The Northeast freshmen and sophomores who visited East Campus are among the first students to take part in the LPS-CASNR Early College and Career STEM Program. The program, which launched this year, is an innovative partnership between Lincoln Public Schools and the university’s College of Agricultural Sciences and Natural Resources. Through the program, ninth- and 10th-grade Lincoln Northeast students learn concepts in the areas of food, energy, water and societal systems, which are collectively known as FEWS2, through the school’s existing curriculums in all subject areas. Students in 11th and 12th grades will have the opportunity to explore pathways — including early college credit — that will help them pursue careers or higher education in FEWS2 fields. This is important in a state like Nebraska, where one in four jobs is related to agriculture and natural resources.
“The vision is just to build a better future generation for Nebraska to take care of our state,” said Bailey Feit, CASNR/LPS focus program coordinator. “The mission is a little more specific to the students, and it’s very much about their career opportunities and getting them to have ways to connect what they’re learning in the classroom into the outside world.”
The immersion event on East Campus aimed to further introduce students to FEWS2 concepts, as well as acquaint them with East Campus, where students who wish to pursue early college credit or a certificate have the opportunity to take classes and participate in other immersive activities as they move through the program.
During the November events, students practiced addressing challenges related to FEWS2. Each day was divided into four sessions involving irrigation, entomology, water dams and levees, hydroponic lunchboxes, and animals and food.
For some students, including Northeast 10th-grader Levi Eppens, the activities and discussion underscored how central agriculture is to Nebraska’s economy.

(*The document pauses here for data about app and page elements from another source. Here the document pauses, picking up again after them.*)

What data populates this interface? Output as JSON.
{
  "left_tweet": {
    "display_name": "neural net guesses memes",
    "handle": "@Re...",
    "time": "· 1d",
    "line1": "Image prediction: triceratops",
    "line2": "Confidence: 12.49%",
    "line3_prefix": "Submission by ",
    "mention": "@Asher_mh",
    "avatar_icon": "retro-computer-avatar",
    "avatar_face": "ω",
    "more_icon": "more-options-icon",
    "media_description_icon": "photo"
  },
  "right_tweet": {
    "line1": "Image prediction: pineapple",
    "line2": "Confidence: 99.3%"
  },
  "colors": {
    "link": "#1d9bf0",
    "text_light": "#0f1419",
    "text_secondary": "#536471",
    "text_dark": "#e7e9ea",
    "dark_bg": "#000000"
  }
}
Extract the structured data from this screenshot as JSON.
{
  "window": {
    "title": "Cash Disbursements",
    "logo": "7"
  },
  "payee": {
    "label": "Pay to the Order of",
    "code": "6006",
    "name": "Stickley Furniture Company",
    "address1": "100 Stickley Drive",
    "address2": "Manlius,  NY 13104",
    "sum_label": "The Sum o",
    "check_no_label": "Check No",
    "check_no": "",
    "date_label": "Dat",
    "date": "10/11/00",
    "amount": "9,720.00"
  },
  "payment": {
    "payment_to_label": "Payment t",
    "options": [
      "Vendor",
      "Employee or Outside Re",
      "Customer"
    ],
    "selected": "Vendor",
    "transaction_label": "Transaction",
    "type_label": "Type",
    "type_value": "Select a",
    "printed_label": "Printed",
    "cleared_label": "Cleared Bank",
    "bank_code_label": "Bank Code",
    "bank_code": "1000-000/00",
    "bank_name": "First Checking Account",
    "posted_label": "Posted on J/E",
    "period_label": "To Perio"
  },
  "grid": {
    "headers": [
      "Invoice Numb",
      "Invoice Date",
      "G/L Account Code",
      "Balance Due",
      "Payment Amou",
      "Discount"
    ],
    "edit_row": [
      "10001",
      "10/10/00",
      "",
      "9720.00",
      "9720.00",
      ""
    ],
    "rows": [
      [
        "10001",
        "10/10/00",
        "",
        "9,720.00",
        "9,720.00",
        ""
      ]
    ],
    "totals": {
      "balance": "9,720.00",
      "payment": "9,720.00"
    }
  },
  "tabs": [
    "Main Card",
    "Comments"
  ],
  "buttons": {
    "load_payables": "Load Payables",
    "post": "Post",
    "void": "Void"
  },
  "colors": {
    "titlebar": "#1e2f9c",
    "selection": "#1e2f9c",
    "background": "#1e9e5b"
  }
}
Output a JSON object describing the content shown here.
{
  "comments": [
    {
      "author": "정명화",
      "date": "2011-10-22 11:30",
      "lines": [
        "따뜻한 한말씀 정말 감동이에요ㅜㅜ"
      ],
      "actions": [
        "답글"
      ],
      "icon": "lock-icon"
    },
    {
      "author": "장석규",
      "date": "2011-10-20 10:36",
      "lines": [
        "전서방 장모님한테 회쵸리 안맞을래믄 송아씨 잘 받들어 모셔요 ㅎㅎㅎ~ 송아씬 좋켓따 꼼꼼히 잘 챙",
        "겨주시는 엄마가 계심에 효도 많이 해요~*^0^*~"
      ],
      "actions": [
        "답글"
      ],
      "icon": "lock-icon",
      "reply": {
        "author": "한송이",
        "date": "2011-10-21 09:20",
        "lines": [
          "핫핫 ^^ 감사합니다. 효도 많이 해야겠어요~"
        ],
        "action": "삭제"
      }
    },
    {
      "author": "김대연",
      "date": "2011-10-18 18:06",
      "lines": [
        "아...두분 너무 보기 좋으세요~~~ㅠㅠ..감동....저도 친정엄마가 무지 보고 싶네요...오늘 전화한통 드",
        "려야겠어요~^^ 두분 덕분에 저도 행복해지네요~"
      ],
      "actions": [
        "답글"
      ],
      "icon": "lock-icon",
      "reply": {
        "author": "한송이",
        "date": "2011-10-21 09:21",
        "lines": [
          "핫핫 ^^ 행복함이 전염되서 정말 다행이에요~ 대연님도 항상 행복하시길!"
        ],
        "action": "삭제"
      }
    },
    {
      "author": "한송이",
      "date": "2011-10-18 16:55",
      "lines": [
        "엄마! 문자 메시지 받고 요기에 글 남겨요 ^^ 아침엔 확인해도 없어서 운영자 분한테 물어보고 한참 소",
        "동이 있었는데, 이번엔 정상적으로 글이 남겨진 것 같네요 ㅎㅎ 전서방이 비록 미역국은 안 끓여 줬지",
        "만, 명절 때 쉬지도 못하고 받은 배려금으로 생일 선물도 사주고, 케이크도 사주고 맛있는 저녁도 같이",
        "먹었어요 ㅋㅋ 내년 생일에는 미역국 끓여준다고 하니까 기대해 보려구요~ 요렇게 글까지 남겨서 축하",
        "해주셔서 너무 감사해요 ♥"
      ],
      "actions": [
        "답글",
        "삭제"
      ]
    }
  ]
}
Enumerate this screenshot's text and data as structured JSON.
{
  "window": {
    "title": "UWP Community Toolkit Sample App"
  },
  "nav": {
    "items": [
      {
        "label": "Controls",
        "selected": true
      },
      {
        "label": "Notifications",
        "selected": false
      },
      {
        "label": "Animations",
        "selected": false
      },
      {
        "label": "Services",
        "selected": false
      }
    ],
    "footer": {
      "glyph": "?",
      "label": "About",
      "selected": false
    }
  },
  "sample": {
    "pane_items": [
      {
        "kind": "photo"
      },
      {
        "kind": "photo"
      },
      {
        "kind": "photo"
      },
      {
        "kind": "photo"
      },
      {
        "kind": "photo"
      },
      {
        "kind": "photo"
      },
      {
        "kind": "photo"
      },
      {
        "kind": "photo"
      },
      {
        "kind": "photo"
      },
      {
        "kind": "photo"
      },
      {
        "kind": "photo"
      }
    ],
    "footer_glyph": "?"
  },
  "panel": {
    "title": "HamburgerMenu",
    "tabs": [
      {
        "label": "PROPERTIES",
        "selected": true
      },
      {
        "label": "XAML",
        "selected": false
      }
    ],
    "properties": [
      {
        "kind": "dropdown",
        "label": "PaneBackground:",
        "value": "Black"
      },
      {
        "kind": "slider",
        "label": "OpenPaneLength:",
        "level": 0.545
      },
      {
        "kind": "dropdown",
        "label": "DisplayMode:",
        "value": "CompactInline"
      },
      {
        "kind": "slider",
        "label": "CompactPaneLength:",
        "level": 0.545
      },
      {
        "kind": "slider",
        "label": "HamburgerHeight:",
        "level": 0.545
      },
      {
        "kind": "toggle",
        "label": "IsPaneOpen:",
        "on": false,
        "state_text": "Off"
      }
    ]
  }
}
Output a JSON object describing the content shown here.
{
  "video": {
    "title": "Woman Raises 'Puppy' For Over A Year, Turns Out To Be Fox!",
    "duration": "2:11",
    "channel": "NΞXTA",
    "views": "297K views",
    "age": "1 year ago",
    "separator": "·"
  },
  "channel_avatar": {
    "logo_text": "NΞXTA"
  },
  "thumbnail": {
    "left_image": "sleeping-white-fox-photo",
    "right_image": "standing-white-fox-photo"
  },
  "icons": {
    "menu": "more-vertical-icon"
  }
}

“I’ve learned that it’s pretty much the premise of Nebraska’s wealth and pretty much how we survive,” he said. “A lot of Nebraskans farm, and I know it’s super important to them to have so many innovations.”
Northeast teachers also attended the event and were able to see students connect the concepts they learned in the classroom and how they’re applied.
“It gets the students out into the real-world, and they see hands-on activities that are engaging, real-life applications,” said Brett Shaw, a Northeast math instructor. “They’re able to actively do things that they can’t do in the classroom.”
The Early College and Career STEM Program will hold a virtual open house from 5:30 to 6:30 p.m. Dec. 13. The public is invited to attend to learn more about this first-of-its-kind collaborative program. Register here.